━━ THE DATA ━━

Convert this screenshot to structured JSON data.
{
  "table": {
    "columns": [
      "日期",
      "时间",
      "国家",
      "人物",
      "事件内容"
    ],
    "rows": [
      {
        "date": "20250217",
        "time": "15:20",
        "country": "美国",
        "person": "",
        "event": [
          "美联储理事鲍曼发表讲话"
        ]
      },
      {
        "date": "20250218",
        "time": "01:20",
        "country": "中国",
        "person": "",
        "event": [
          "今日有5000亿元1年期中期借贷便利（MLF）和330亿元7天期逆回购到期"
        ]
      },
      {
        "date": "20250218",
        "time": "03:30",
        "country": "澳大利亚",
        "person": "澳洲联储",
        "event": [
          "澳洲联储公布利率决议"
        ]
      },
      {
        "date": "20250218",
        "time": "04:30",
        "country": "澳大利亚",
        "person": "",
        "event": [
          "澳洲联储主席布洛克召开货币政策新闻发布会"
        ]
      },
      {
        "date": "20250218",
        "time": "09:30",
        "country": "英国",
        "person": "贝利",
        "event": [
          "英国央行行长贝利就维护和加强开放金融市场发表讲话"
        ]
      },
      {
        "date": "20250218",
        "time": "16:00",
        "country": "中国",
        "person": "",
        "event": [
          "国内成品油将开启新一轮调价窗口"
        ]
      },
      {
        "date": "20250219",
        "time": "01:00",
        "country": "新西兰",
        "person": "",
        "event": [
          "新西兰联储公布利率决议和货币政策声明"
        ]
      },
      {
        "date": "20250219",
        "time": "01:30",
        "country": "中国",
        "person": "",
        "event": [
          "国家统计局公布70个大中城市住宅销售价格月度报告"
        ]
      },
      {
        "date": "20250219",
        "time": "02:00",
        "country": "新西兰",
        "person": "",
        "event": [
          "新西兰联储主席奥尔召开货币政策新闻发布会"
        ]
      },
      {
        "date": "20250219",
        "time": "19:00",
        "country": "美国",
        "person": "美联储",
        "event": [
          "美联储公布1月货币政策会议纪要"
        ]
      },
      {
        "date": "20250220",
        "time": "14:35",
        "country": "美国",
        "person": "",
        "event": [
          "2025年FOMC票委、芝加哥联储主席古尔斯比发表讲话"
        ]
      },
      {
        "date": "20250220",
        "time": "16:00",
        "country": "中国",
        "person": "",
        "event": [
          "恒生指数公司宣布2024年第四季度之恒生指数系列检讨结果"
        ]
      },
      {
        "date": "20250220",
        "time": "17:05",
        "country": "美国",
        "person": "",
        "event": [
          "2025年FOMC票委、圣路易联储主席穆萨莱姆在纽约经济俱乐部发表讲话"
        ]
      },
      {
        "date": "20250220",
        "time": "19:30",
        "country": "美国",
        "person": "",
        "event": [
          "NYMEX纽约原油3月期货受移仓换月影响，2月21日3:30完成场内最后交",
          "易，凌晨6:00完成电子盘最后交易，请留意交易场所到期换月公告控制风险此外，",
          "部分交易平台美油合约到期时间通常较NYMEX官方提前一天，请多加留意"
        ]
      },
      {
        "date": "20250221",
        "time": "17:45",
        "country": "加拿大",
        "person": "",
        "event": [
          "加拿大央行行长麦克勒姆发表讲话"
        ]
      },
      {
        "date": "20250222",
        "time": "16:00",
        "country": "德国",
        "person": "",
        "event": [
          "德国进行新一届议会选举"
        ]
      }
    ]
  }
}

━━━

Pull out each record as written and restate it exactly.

Convert this screenshot to structured JSON data.
{
  "table": {
    "columns": [
      "日期",
      "时间",
      "国家",
      "人物",
      "事件内容"
    ],
    "rows": [
      {
        "date": "20250217",
        "time": "15:20",
        "country": "美国",
        "person": "",
        "event": [
          "美联储理事鲍曼发表讲话"
        ]
      },
      {
        "date": "20250218",
        "time": "01:20",
        "country": "中国",
        "person": "",
        "event": [
          "今日有5000亿元1年期中期借贷便利（MLF）和330亿元7天期逆回购到期"
        ]
      },
      {
        "date": "20250218",
        "time": "03:30",
        "country": "澳大利亚",
        "person": "澳洲联储",
        "event": [
          "澳洲联储公布利率决议"
        ]
      },
      {
        "date": "20250218",
        "time": "04:30",
        "country": "澳大利亚",
        "person": "",
        "event": [
          "澳洲联储主席布洛克召开货币政策新闻发布会"
        ]
      },
      {
        "date": "20250218",
        "time": "09:30",
        "country": "英国",
        "person": "贝利",
        "event": [
          "英国央行行长贝利就维护和加强开放金融市场发表讲话"
        ]
      },
      {
        "date": "20250218",
        "time": "16:00",
        "country": "中国",
        "person": "",
        "event": [
          "国内成品油将开启新一轮调价窗口"
        ]
      },
      {
        "date": "20250219",
        "time": "01:00",
        "country": "新西兰",
        "person": "",
        "event": [
          "新西兰联储公布利率决议和货币政策声明"
        ]
      },
      {
        "date": "20250219",
        "time": "01:30",
        "country": "中国",
        "person": "",
        "event": [
          "国家统计局公布70个大中城市住宅销售价格月度报告"
        ]
      },
      {
        "date": "20250219",
        "time": "02:00",
        "country": "新西兰",
        "person": "",
        "event": [
          "新西兰联储主席奥尔召开货币政策新闻发布会"
        ]
      },
      {
        "date": "20250219",
        "time": "19:00",
        "country": "美国",
        "person": "美联储",
        "event": [
          "美联储公布1月货币政策会议纪要"
        ]
      },
      {
        "date": "20250220",
        "time": "14:35",
        "country": "美国",
        "person": "",
        "event": [
          "2025年FOMC票委、芝加哥联储主席古尔斯比发表讲话"
        ]
      },
      {
        "date": "20250220",
        "time": "16:00",
        "country": "中国",
        "person": "",
        "event": [
          "恒生指数公司宣布2024年第四季度之恒生指数系列检讨结果"
        ]
      },
      {
        "date": "20250220",
        "time": "17:05",
        "country": "美国",
        "person": "",
        "event": [
          "2025年FOMC票委、圣路易联储主席穆萨莱姆在纽约经济俱乐部发表讲话"
        ]
      },
      {
        "date": "20250220",
        "time": "19:30",
        "country": "美国",
        "person": "",
        "event": [
          "NYMEX纽约原油3月期货受移仓换月影响，2月21日3:30完成场内最后交",
          "易，凌晨6:00完成电子盘最后交易，请留意交易场所到期换月公告控制风险此外，",
          "部分交易平台美油合约到期时间通常较NYMEX官方提前一天，请多加留意"
        ]
      },
      {
        "date": "20250221",
        "time": "17:45",
        "country": "加拿大",
        "person": "",
        "event": [
          "加拿大央行行长麦克勒姆发表讲话"
        ]
      },
      {
        "date": "20250222",
        "time": "16:00",
        "country": "德国",
        "person": "",
        "event": [
          "德国进行新一届议会选举"
        ]
      }
    ]
  }
}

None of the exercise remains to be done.